Is it possible for the economy to grow without the environment being destroyed? Will our lifestyles impoverish the planet for our children and grandchildren? Is the world sick? Can it be healed? Less than a lifetime ago, these questions would have made no sense. This was not because our ancestors had no impact on nature--nor because they were unaware of the serious damage they had done. What people lacked was an idea: a way of imagining the web of interconnection and consequence of which the natural world is made. Without this notion, we didn't have a way to describe the scale and scope of human impact upon nature. This idea was "the environment."

In this fascinating book, Paul Warde, Libby Robin, and Sverker Sörlin trace the emergence of the concept of the environment following World War II, a period characterized by both hope for a new global order and fear of humans' capacity for almost limitless destruction. It was at this moment that a new idea and a new narrative about the planet-wide impact of people's behavior emerged, closely allied to anxieties for the future. Now we had a vocabulary for talking about how we were changing nature: resource exhaustion and energy, biodiversity, pollution, and--eventually--climate change.

With the rise of "the environment," the authors argue, came new expertise, making certain kinds of knowledge crucial to understanding the future of our planet. The untold history of how people came to conceive, to manage, and to dispute environmental crisis, The Environment is essential reading for anyone who wants to help protect the environment from the numerous threats it faces today.

Book Details

  • Publisher: Johns Hopkins University Press
  • Publish Date: Nov 30th, 2018
  • Pages: 256
  • Language: English
  • Dimensions: 8.20in - 5.40in - 0.80in - 0.80lb
  • EAN: 9781421426792
  • Recommended age: 18-UP
  • Categories: HistoryLife Sciences - EcologyHuman Geography

About the Author

Warde, Paul: - Paul Warde is Professor of environmental history at the University of Cambridge, England.
Robin, Libby: - Libby Robin is Emeritus Professor at The Australian National University.
Sörlin, Sverker: - Sverker Sörlin is Professor of environmental history at the KTH Royal Institute of Technology and a cofounder of the KTH Environmental Humanities Laboratory.
Praise for this book
Our relationship with nature goes far beyond resources, amenity, or the scientific idea of an archive we learn to read.
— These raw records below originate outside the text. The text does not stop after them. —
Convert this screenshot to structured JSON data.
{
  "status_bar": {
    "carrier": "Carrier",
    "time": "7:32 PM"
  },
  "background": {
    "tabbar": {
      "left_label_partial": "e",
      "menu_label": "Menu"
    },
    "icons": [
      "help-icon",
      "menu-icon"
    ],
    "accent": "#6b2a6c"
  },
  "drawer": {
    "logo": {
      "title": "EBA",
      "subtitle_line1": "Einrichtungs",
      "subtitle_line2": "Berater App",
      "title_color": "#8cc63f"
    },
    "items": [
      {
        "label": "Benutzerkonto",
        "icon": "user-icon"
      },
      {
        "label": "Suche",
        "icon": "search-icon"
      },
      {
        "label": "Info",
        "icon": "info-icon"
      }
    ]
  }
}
There are, as The Environment shows, ethical complexities in how we use and abuse the planet--and in how we frame its improbable riches.
--Nature
Despite the importance in recent decades of environmentalism, environmental protection, environmental science, and so on, there has been strikingly little discussion of what exactly the environment is. Paul Warde, Libby Robin, and Sverker Sörlin examine the history of the concept as it has developed since the end of the Second World War, when they argue it took on its modern significance. The book is strongest in tracing the ways that changes in scientific institutions helped develop the modern idea of environment, as well as in its discussion of the ways that idea entered the popular imagination through works by Rachel Carson and others.
--Environmental History
This engaging and accessible book should be required reading for anyone concerned with the development of 'the environment' as a conceptual lodestone of both science and politics in the mid- to late-twentieth century. Moreover, it will be richly rewarding for anyone wishing to teach, research, or simply better understand the path dependencies and political dynamics of environmental issues today.
--Local Environment
Demonstrates the power of history to speak into the present. A wonderfully succinct, compelling, and revealing piece of writing.
--Australian Book Review
This is a highly recommended book that agricultural and rural historians will appreciate the significance of in tracing the history of the environment. It will be of interest to a wide academic readership, including historians of the environment, ideas, politics, science and technology. More importantly, this book deserves to be read by the wider public as it explains how perceptions of the environment have evolved relative to the history of the twentieth century. Understanding this history can inform contemporary responses to present and future environmental issues.
--Agricultural History Review